Show, in full, each line of the data that contains "properties".

= = = =

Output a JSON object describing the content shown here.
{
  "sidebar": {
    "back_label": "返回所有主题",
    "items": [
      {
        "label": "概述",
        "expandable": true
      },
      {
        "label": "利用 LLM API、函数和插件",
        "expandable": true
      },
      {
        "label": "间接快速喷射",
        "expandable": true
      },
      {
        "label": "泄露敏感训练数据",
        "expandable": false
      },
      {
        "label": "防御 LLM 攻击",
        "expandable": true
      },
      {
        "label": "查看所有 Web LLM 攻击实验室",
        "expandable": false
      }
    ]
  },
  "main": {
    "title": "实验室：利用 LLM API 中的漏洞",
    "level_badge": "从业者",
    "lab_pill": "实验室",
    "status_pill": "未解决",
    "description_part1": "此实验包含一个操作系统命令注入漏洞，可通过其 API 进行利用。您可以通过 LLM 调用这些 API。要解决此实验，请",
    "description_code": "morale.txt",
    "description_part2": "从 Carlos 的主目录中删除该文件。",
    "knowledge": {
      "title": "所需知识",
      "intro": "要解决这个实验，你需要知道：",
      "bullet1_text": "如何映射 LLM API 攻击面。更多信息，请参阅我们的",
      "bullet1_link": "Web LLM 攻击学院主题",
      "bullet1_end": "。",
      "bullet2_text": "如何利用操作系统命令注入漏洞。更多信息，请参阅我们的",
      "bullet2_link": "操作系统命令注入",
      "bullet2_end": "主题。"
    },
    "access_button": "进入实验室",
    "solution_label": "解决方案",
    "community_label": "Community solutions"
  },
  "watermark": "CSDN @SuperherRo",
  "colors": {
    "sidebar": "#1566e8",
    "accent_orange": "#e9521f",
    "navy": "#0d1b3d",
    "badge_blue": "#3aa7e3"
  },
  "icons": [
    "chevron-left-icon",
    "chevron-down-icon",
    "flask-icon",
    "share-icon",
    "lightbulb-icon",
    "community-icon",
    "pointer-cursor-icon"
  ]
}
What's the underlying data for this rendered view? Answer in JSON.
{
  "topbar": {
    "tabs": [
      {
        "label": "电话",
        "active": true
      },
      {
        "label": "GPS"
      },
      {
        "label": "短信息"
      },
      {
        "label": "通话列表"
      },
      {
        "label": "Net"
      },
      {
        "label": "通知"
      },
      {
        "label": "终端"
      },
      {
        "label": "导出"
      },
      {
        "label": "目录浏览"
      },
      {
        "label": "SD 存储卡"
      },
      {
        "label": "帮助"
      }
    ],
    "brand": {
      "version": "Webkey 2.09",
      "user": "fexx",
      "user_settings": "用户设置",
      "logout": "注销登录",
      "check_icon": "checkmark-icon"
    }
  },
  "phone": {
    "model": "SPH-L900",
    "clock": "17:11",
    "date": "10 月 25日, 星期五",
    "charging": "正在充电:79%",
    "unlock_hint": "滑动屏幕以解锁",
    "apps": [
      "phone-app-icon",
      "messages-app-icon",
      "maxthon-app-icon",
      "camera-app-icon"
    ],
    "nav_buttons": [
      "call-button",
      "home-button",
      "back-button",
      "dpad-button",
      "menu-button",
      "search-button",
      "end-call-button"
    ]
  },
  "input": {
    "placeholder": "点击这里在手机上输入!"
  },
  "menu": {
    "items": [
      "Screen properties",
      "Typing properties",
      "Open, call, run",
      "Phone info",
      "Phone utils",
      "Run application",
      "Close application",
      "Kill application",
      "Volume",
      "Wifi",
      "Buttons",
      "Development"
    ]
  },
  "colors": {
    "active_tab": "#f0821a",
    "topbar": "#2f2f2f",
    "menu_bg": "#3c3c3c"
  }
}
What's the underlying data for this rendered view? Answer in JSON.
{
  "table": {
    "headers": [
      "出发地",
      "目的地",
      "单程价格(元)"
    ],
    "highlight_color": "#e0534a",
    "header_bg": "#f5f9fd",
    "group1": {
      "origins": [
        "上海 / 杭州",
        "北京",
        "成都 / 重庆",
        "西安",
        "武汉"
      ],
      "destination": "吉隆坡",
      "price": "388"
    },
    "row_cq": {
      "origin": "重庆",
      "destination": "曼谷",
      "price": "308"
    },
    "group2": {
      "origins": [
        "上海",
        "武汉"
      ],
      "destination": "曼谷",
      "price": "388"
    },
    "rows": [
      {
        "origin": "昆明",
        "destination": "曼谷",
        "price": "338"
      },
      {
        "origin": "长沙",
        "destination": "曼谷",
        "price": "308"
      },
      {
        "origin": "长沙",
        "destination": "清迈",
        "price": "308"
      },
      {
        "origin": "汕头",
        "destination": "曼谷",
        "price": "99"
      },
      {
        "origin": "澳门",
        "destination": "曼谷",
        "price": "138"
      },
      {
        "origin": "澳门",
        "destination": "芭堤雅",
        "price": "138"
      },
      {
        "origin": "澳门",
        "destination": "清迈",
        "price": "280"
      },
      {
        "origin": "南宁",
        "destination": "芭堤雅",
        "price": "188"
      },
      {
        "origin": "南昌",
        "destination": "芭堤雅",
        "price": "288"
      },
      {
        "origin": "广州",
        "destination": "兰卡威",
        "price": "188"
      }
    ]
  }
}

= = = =

> **WRITTEN ANSWER**:
      "Screen properties",
      "Typing properties",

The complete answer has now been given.